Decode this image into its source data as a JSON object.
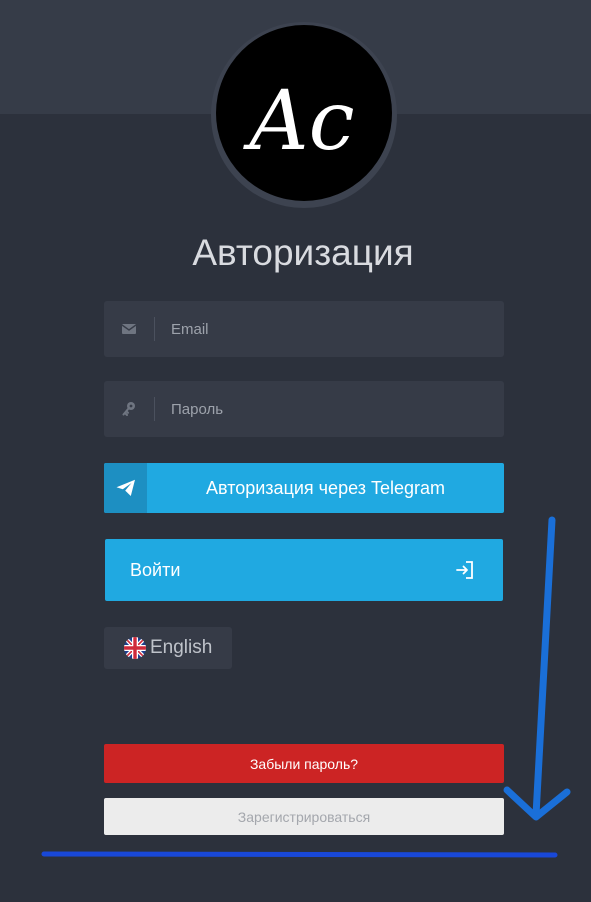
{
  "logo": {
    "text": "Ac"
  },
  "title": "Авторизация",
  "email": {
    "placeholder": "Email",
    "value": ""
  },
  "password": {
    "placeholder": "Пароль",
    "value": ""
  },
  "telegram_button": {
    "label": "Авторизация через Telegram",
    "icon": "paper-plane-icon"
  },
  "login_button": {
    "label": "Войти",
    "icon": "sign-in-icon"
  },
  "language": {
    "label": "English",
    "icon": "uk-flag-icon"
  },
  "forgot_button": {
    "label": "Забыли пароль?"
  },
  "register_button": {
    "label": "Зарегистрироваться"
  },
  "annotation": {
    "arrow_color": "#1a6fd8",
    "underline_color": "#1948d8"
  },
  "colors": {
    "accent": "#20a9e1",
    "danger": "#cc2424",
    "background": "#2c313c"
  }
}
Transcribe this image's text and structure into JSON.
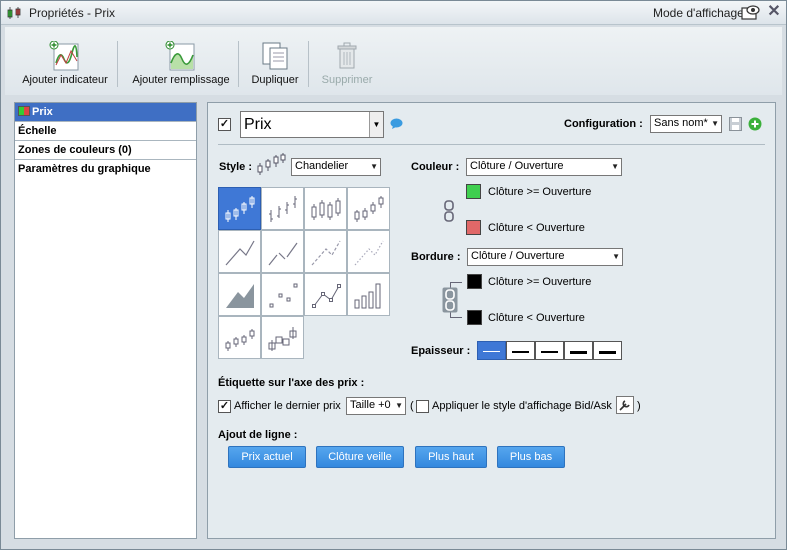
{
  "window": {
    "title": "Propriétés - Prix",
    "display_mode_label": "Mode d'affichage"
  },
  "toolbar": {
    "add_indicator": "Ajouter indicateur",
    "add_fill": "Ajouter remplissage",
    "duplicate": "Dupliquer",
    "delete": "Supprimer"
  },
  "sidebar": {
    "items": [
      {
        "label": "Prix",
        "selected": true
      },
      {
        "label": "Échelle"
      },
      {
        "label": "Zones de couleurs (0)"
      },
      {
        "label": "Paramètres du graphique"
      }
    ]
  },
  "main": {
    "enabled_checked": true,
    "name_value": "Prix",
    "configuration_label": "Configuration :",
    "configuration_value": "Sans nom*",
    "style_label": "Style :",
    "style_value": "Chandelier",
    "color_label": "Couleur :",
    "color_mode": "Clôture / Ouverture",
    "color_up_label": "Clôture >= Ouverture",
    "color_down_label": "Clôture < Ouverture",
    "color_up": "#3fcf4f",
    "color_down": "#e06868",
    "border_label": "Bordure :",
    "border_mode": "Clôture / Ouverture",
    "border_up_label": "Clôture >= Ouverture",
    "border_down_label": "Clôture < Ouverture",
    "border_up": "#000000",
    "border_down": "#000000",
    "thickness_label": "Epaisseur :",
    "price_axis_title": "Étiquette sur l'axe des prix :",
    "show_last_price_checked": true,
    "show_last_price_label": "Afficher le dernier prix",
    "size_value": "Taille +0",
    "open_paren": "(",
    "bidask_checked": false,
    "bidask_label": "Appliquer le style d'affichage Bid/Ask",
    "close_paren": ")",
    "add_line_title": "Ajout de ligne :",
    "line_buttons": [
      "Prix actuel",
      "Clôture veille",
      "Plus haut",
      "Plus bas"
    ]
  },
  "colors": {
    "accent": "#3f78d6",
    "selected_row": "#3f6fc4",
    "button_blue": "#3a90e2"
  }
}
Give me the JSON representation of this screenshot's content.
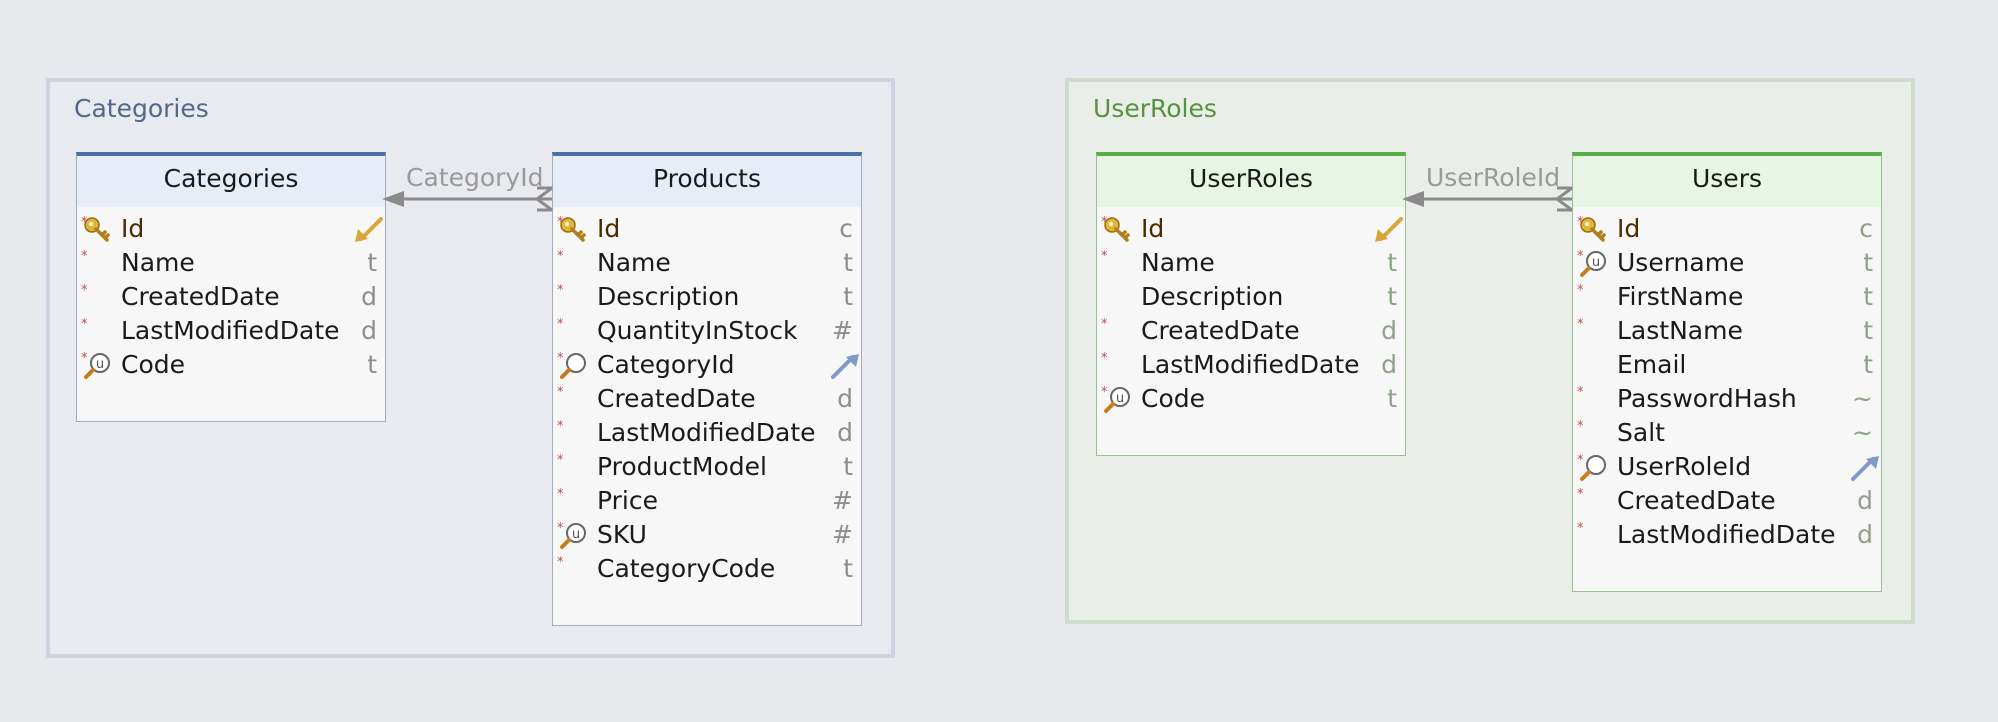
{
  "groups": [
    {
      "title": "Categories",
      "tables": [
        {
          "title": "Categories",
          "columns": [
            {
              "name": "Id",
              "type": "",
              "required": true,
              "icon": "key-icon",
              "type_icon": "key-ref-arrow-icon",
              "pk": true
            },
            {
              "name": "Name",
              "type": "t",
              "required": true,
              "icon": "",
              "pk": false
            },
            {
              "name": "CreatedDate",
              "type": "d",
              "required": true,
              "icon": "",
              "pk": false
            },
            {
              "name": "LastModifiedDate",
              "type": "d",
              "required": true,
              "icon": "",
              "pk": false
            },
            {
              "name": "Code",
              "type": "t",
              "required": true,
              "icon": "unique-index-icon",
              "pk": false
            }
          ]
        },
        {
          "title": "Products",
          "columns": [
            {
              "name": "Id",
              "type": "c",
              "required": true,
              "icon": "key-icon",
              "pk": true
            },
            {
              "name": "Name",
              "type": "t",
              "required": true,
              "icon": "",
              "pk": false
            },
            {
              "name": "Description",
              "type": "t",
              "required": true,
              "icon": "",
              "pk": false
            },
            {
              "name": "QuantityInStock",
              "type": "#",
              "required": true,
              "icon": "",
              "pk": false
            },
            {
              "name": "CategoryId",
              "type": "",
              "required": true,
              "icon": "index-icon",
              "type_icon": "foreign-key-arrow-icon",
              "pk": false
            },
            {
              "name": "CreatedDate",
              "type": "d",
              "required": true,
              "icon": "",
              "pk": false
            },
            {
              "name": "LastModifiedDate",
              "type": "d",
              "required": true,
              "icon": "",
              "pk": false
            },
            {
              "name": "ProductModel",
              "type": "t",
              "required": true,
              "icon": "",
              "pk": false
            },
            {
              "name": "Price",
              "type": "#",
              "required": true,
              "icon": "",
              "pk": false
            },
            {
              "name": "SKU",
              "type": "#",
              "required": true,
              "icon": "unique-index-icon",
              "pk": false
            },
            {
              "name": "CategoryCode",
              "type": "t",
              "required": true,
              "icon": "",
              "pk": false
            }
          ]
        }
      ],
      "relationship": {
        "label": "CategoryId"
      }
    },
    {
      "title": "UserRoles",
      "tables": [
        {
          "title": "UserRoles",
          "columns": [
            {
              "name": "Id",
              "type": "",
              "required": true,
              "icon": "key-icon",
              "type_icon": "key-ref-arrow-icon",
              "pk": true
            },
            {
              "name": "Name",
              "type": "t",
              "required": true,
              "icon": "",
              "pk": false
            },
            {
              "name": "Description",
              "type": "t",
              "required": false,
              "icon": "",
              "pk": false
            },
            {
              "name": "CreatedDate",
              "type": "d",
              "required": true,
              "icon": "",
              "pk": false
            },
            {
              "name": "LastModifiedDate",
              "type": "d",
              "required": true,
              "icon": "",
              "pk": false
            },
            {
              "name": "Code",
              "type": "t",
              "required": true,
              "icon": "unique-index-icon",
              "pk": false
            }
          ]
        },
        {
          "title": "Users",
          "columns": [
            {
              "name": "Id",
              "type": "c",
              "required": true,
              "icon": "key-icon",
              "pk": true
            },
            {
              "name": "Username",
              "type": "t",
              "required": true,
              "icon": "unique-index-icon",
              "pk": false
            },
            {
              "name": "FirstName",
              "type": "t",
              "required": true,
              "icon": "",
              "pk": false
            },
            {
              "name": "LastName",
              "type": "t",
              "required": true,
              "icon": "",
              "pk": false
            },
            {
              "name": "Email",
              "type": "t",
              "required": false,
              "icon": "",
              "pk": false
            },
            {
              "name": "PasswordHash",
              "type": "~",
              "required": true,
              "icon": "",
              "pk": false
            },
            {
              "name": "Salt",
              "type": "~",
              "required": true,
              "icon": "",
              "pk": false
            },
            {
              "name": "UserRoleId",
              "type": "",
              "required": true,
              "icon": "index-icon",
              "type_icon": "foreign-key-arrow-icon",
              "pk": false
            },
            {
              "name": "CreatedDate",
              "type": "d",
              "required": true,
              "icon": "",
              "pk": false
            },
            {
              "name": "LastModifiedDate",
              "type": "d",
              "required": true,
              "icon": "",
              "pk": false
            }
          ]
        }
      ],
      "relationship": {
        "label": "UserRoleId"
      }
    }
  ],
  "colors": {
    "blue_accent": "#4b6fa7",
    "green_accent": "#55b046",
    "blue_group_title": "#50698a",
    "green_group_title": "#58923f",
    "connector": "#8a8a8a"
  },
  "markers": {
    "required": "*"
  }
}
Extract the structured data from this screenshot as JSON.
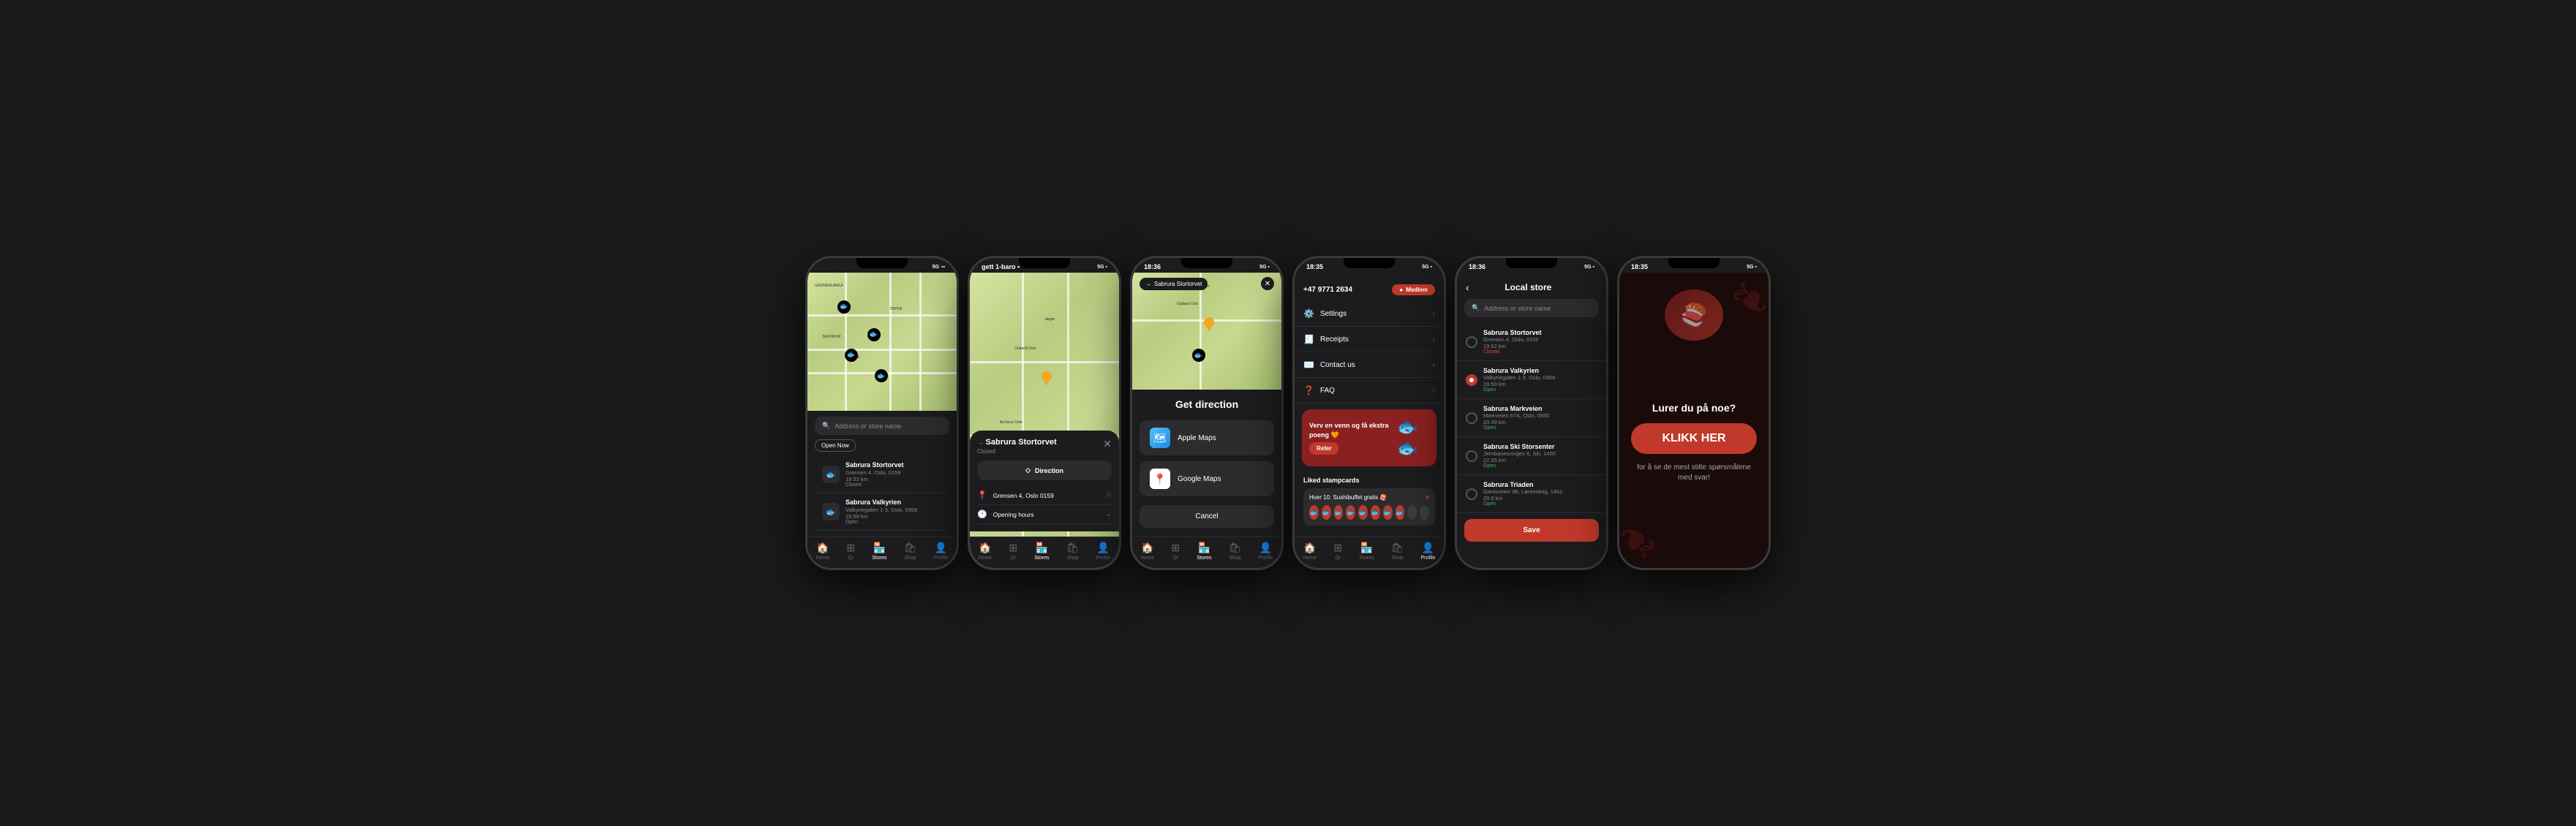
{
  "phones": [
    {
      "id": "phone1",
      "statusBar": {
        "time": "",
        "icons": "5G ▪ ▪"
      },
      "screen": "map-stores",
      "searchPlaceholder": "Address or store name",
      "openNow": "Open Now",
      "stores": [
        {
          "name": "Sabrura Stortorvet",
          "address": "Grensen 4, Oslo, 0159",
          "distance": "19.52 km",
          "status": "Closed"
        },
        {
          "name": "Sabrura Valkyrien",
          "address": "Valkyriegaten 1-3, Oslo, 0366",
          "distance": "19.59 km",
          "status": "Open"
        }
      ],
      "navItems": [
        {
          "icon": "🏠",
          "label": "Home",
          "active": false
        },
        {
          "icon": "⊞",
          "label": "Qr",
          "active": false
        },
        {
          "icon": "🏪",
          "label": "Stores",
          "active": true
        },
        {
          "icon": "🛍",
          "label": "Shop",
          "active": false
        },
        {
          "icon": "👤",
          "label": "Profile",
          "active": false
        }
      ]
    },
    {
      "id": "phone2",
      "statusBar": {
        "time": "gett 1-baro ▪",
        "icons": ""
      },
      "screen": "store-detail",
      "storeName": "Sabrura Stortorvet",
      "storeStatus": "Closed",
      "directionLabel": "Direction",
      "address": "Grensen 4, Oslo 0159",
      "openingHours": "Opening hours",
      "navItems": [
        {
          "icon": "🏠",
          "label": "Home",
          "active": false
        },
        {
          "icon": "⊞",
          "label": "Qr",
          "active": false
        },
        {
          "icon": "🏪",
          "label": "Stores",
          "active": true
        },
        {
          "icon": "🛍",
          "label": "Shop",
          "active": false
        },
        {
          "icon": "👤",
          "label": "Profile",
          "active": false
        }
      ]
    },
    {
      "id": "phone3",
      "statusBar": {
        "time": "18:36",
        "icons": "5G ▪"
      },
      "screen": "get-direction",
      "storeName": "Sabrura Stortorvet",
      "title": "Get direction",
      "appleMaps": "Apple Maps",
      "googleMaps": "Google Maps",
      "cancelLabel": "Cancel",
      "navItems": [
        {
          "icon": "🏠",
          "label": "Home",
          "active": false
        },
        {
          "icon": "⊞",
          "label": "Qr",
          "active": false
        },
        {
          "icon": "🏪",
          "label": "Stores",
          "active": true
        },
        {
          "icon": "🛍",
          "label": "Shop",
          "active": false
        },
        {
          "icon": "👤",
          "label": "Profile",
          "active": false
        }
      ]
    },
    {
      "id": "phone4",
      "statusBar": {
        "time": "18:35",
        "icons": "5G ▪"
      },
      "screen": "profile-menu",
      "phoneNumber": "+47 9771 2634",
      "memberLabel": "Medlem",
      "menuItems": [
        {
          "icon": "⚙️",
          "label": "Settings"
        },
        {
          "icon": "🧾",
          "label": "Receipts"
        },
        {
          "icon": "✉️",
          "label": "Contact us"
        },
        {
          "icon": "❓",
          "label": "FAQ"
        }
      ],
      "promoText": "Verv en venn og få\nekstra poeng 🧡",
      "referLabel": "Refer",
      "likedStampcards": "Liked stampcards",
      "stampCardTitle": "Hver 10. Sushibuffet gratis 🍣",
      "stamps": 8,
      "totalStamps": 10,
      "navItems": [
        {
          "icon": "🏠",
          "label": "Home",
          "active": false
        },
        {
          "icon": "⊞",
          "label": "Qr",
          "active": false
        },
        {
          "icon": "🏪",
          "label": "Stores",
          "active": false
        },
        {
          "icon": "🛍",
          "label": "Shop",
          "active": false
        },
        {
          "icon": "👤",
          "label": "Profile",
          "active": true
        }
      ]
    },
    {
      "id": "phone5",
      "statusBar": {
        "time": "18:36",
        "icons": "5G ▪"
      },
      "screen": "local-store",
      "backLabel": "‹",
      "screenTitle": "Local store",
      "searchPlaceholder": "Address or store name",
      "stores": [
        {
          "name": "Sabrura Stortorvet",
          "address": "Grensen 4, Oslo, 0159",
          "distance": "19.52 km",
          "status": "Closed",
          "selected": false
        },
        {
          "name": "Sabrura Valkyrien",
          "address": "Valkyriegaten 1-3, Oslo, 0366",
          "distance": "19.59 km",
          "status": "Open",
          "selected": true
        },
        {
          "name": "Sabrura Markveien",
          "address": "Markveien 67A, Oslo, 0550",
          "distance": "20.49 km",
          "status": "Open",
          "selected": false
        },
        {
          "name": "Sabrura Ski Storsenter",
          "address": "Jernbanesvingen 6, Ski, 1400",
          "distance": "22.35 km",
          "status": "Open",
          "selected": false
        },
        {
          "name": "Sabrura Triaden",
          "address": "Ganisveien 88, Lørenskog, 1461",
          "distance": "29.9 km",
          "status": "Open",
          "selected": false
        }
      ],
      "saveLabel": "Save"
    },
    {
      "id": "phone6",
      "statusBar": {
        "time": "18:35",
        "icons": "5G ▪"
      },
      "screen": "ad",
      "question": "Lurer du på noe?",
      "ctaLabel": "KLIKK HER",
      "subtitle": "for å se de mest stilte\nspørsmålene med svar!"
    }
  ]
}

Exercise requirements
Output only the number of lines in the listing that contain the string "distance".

Response below
7